|Subjects:||I - Health, Education, and Welfare > I3 - Welfare, Well-Being, and Poverty > I31 - General Welfare, Well-Being
I - Health, Education, and Welfare > I1 - Health > I19 - Other
|Depositing User:||Sarah McEvoy|
|Date Deposited:||24 Mar 2011 21:52|
|Last Modified:||05 Feb 2016 08:28|
Brazier J, Roberts J, Deverill M (2002). The estimation a preference-based single index measure for health from the SF-36. Journal of Health Economics 21(2):271-292.
Boyle KJ, Johnson FR, McCollum DW (1997). Anchoring and adjustment in single-bounded, contingent-valuation questions. American Journal of Agricultural Economics 79:1495-1500.
Dolan P, Gudex C, Kind P, Williams A (1996). Valuing health states: a comparison of methods. Journal of Health Economics 15:209-31.
Dolan P (2000). The measurement of health related quality of life for use in resource allocation decisions in health care. In: Culyer AJ, Newhouse JP (eds), Handbook of Health Economics (Volume 1). Elsevier Science BV.

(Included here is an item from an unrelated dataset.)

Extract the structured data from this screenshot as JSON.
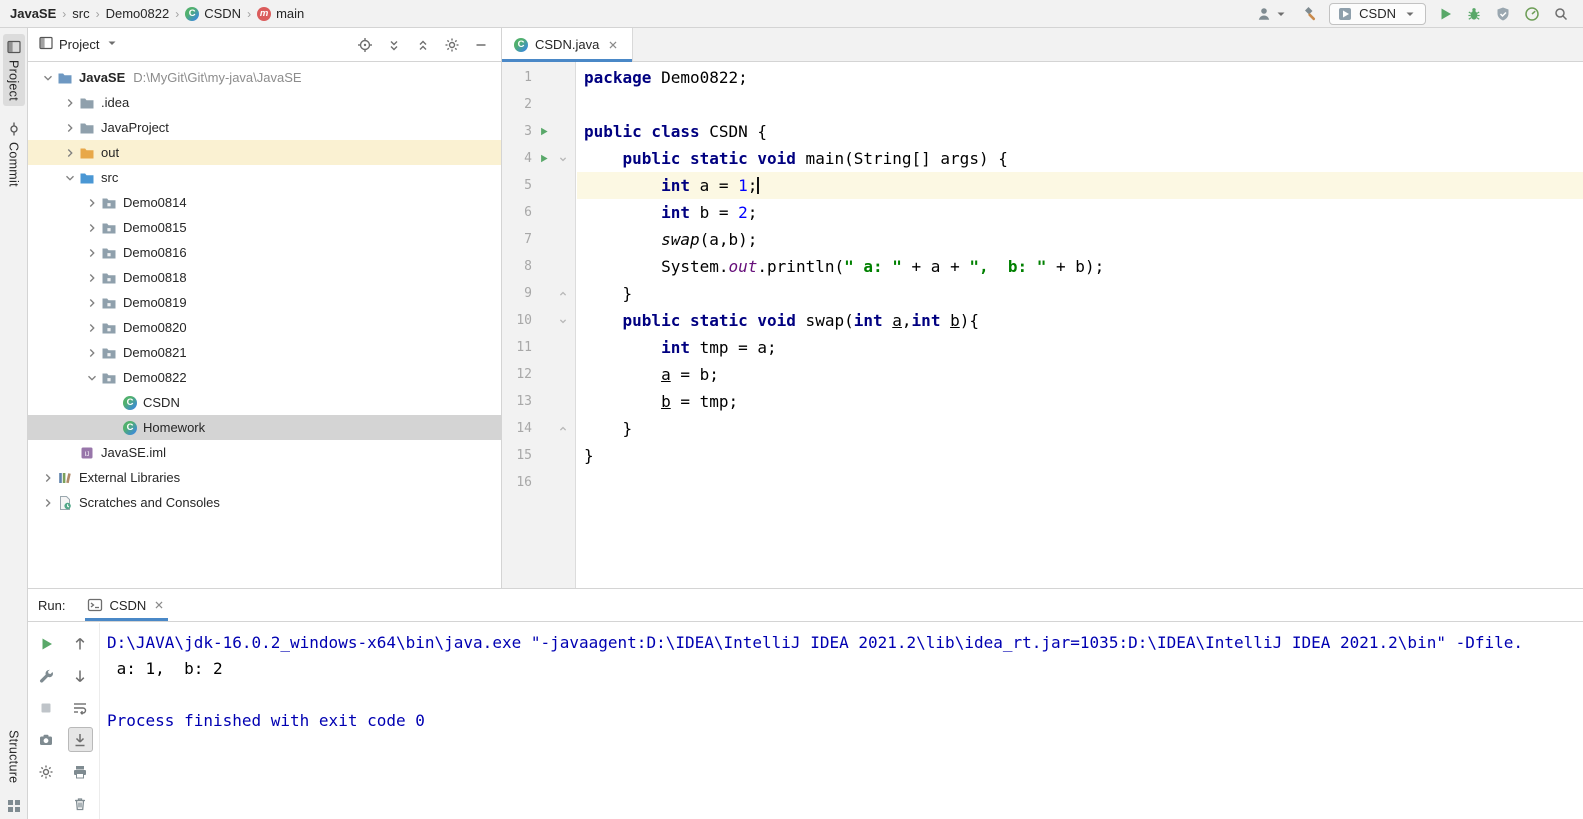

Dolan P, Robinson A (2001). The measurement of preferences over the distribution of benefits: the importance of the reference point. European Economic Review 45(9):1697-1709.
Drummond MF, O’Brien B, Stoddart GL, Torrance GW (1997). Methods for the economic evaluation of health care programmes. 2nd edition, Oxford: Oxford Medical Publications.
Feeney D, Furlong W, Torrance G, Goldsmith CH, Zenglong Z, DePauw S, Denton D, Boyle M (2002). Multi-attribute and single-attribute utility functions for the Health Utility Index Mark 3 system. Medical Care 40(2):113-128.
Fischoff B (1991). Value elicitation: is there anything there? American Psychologist 46:835-47.
Furlong W, Feeny D, Torrance GW, Barr R, Horsman J (1990). Guide to design and development of health state utility instrumentation. Centre for Health Economics and Policy Analysis Paper 90-9, McMaster University, Hamilton, Ontario.
Jones-Lee M, Loomes G, O'Reilly D, Phillips P (1993). The value of preventing non-fatal road injuries: findings of a willingness-to-pay national sample survey. Transport Research Laboratory.
Kahneman D (1992). Reference points, anchors, norms, and mixed feelings. Organizational Behaviour and Human Decision Processes 51:296-312.
Lenert L, Cher DJ, Goldstein MR, Bergen MR, Garber AM (1998). The effect of search procedure on utility elicitations. Medical Decision Making 18:76-83.
Lloyd A (2003). Threats to the estimation of benefit: are preferences elicitation methods accurate? Health Economics 12(5):393-402.
Loomes G (1993). Disparities between health state measures: is there a rational explanation? In: Gerrard W, The Economics of Rationality. Routledge: London.
Mehrez A, Gafni A (1993). Healthy-years equivalents versus quality-adjusted life years: in pursuit of progress. Medical Decision Making [issue missing]:287-292.
Oliver A (2003). A quantitative and qualitative test of the Allais Paradox using health outcomes. J Econ Psychol 24:35-48.
Schoemaker PJH (1982). The expected utility model: its variants, purposes, evidence and limitations. Journal of Economic Literature 20:529-63.
Shiell A, Gold L (2002). Contingent valuation in health care and the persistence of embedding effects without the warm glow. J Econ Psychol 23(2):251-62.
Slovic P (1995). The construction of preferences. American Psychologist 50(95):364-71.
Von Neumann J, Morgenstern O (1944). Theory of Games and Economic Behaviour. Princeton University Press, Princeton.